Finisterre to Starboard

Shangrila's web diary
Ali Pery and Shane Warriker
Sun 9 Jun 2013 12:43

42:03.000N 9:23.000W

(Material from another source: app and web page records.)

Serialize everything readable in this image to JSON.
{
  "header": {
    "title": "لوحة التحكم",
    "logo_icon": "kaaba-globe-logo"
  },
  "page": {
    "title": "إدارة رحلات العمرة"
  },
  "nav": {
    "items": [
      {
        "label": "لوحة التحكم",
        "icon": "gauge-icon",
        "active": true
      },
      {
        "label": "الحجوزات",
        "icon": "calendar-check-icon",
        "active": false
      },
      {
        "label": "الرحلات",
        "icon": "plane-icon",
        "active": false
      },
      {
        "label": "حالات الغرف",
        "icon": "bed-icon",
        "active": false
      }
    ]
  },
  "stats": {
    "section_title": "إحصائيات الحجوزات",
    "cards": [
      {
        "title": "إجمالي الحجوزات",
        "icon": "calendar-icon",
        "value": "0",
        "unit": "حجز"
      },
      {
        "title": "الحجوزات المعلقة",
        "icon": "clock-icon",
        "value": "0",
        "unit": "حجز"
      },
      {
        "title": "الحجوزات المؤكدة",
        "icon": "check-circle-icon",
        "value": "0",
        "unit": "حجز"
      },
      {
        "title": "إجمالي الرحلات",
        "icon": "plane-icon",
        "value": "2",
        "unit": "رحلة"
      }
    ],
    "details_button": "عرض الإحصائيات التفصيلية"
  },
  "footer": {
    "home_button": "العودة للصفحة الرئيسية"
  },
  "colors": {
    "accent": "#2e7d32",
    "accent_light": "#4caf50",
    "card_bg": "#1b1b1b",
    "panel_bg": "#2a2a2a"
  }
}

So it came to pass that our “splash and dash” in Cascais turned out to be a rather protracted affair lasting about 3 hours which saw us leaving at 16:30.  Firstly we couldn’t stop the engine because we had disconnected the starter battery to stop it from overheating (Who knows?).   Then we couldn’t work out how to work the fuel pump because of the Portuguese instructions and then the lady unhelpfully told us to move the boat about twenty metres down the pontoon to use the next pump as the one we were against was for fishermen only (all this conducted in perfect broken Portuguese and sign language) .  She then adopted the biggest smile to tell us that we couldn’t have any water unless we got it from our pontoon berth inside the marina. I signed and gesticulated that we weren’t marina residents and that there seemed to be a perfectly good tap on the fuel pontoon if only they would let us have the key.  “Oh well, never mind.” She signed back with a shrug, and walked off.  Keith, in the meantime had been tasked with sourcing some fresh provisions as he had stayed in the marina before and new where the shop was and Russell busied himself with washing the boat down with a bucket on a rope and the delightful marina water.  After about an hour, awaiting Keith’s return, she came back she came back and told me I had to go and pay because she was going home despite the office closing at eight p.m.  I went into the office cough up for the expensive fuel, and ask to buy some bottled water (for emergencies) only to be told by her in perfectly acceptable English that I could after all, have some water, but the cost would be another 10 Euros.  “Blooming heck!” I muttered (or words to that effect), but needs must!  “And I see you speak English too” I said, somewhat surprised.  “Oh no.” she said, “I understand you well, I just don’t speak it that well”!!!  She packed her bags and headed off while her colleague was despatched to oversee the water filling operation and ensure that not a drop was wasted on us washing the decks.  At these prices, I’m not surprised they don’t want to waste any.

Hmmm! No wonder their economy is in dire straits.

Needless to say, we decided that when Keith returned we would have a leisurely lunch right there before heading off.


Now here we are, 48 hours later and about to round one of the most famous capes, “Cape Finisterre!”  Ali and I last rounded it on the way down the coast with Talulah (and Jonathan as crew) when we were on our last adventure.

We have about two miles of visibility with a light fog around us, and fairly calm seas (please stay this way) then all that lies before us is the dreaded Bay of Biscay.  We haven’t made a decision yet as to what we are going to do (either head for La Coruna or head straight across) we will have to see what the weather forecast is like in a few hours time.




Cape St Vincent lighthouse on the way past, this time in the opposite direction



Shane and Keith discussing a plan of attack before filling up with fuel



Some curious dolphins check out Shane and Keith while they try to repair the genoa traveller that sheared off with an impressive bang!


P.s. The co-ordinates mentioned at the top of this message are not our actual co-ordinates, but rather those of our waypoint we should reach in about 3 hours time at our current speed of six knots.  We currently have Finesterre directly to the east of us.